An exact reproduction of the records is required, with all images left out.

****************************************

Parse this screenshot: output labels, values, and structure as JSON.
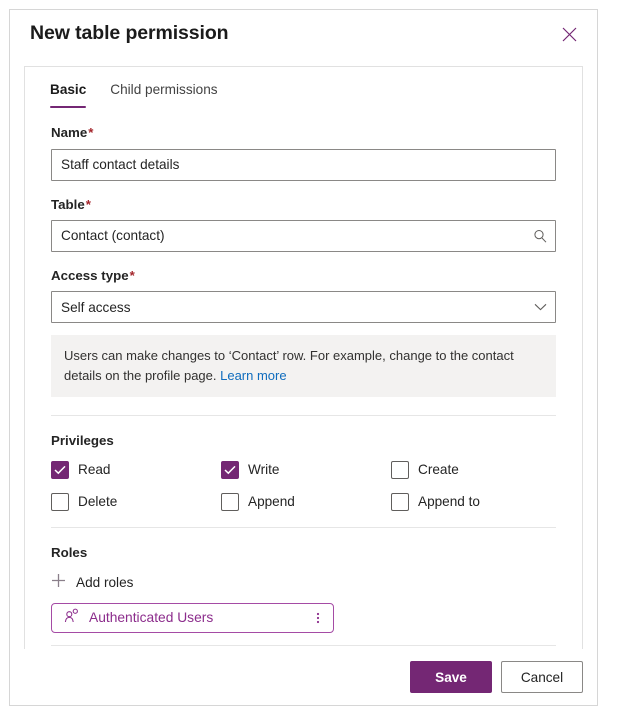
{
  "dialog": {
    "title": "New table permission",
    "close_icon": "close-icon"
  },
  "tabs": [
    {
      "label": "Basic",
      "active": true
    },
    {
      "label": "Child permissions",
      "active": false
    }
  ],
  "fields": {
    "name": {
      "label": "Name",
      "required_marker": "*",
      "value": "Staff contact details",
      "placeholder": ""
    },
    "table": {
      "label": "Table",
      "required_marker": "*",
      "value": "Contact (contact)",
      "placeholder": "",
      "icon": "search-icon"
    },
    "access_type": {
      "label": "Access type",
      "required_marker": "*",
      "value": "Self access",
      "icon": "chevron-down-icon",
      "options": [
        "Self access"
      ]
    }
  },
  "info": {
    "text": "Users can make changes to ‘Contact’ row. For example, change to the contact details on the profile page. ",
    "link_label": "Learn more",
    "link_color": "#0f6cbd",
    "background": "#f3f2f1"
  },
  "privileges": {
    "heading": "Privileges",
    "items": [
      {
        "label": "Read",
        "checked": true
      },
      {
        "label": "Write",
        "checked": true
      },
      {
        "label": "Create",
        "checked": false
      },
      {
        "label": "Delete",
        "checked": false
      },
      {
        "label": "Append",
        "checked": false
      },
      {
        "label": "Append to",
        "checked": false
      }
    ]
  },
  "roles": {
    "heading": "Roles",
    "add_label": "Add roles",
    "add_icon": "plus-icon",
    "items": [
      {
        "label": "Authenticated Users",
        "icon": "person-role-icon",
        "more_icon": "more-vertical-icon"
      }
    ]
  },
  "footer": {
    "save_label": "Save",
    "cancel_label": "Cancel"
  },
  "colors": {
    "accent": "#742774",
    "accent_light": "#8c2d8c",
    "required": "#a4262c",
    "link": "#0f6cbd",
    "info_bg": "#f3f2f1",
    "border": "#8a8886",
    "divider": "#e6e6e6"
  }
}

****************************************

Response:
Parse this screenshot: output labels, values, and structure as JSON.
{
  "dialog": {
    "title": "New table permission",
    "close_icon": "close-icon"
  },
  "tabs": [
    {
      "label": "Basic",
      "active": true
    },
    {
      "label": "Child permissions",
      "active": false
    }
  ],
  "fields": {
    "name": {
      "label": "Name",
      "required_marker": "*",
      "value": "Staff contact details",
      "placeholder": ""
    },
    "table": {
      "label": "Table",
      "required_marker": "*",
      "value": "Contact (contact)",
      "placeholder": "",
      "icon": "search-icon"
    },
    "access_type": {
      "label": "Access type",
      "required_marker": "*",
      "value": "Self access",
      "icon": "chevron-down-icon",
      "options": [
        "Self access"
      ]
    }
  },
  "info": {
    "text": "Users can make changes to ‘Contact’ row. For example, change to the contact details on the profile page. ",
    "link_label": "Learn more",
    "link_color": "#0f6cbd",
    "background": "#f3f2f1"
  },
  "privileges": {
    "heading": "Privileges",
    "items": [
      {
        "label": "Read",
        "checked": true
      },
      {
        "label": "Write",
        "checked": true
      },
      {
        "label": "Create",
        "checked": false
      },
      {
        "label": "Delete",
        "checked": false
      },
      {
        "label": "Append",
        "checked": false
      },
      {
        "label": "Append to",
        "checked": false
      }
    ]
  },
  "roles": {
    "heading": "Roles",
    "add_label": "Add roles",
    "add_icon": "plus-icon",
    "items": [
      {
        "label": "Authenticated Users",
        "icon": "person-role-icon",
        "more_icon": "more-vertical-icon"
      }
    ]
  },
  "footer": {
    "save_label": "Save",
    "cancel_label": "Cancel"
  },
  "colors": {
    "accent": "#742774",
    "accent_light": "#8c2d8c",
    "required": "#a4262c",
    "link": "#0f6cbd",
    "info_bg": "#f3f2f1",
    "border": "#8a8886",
    "divider": "#e6e6e6"
  }
}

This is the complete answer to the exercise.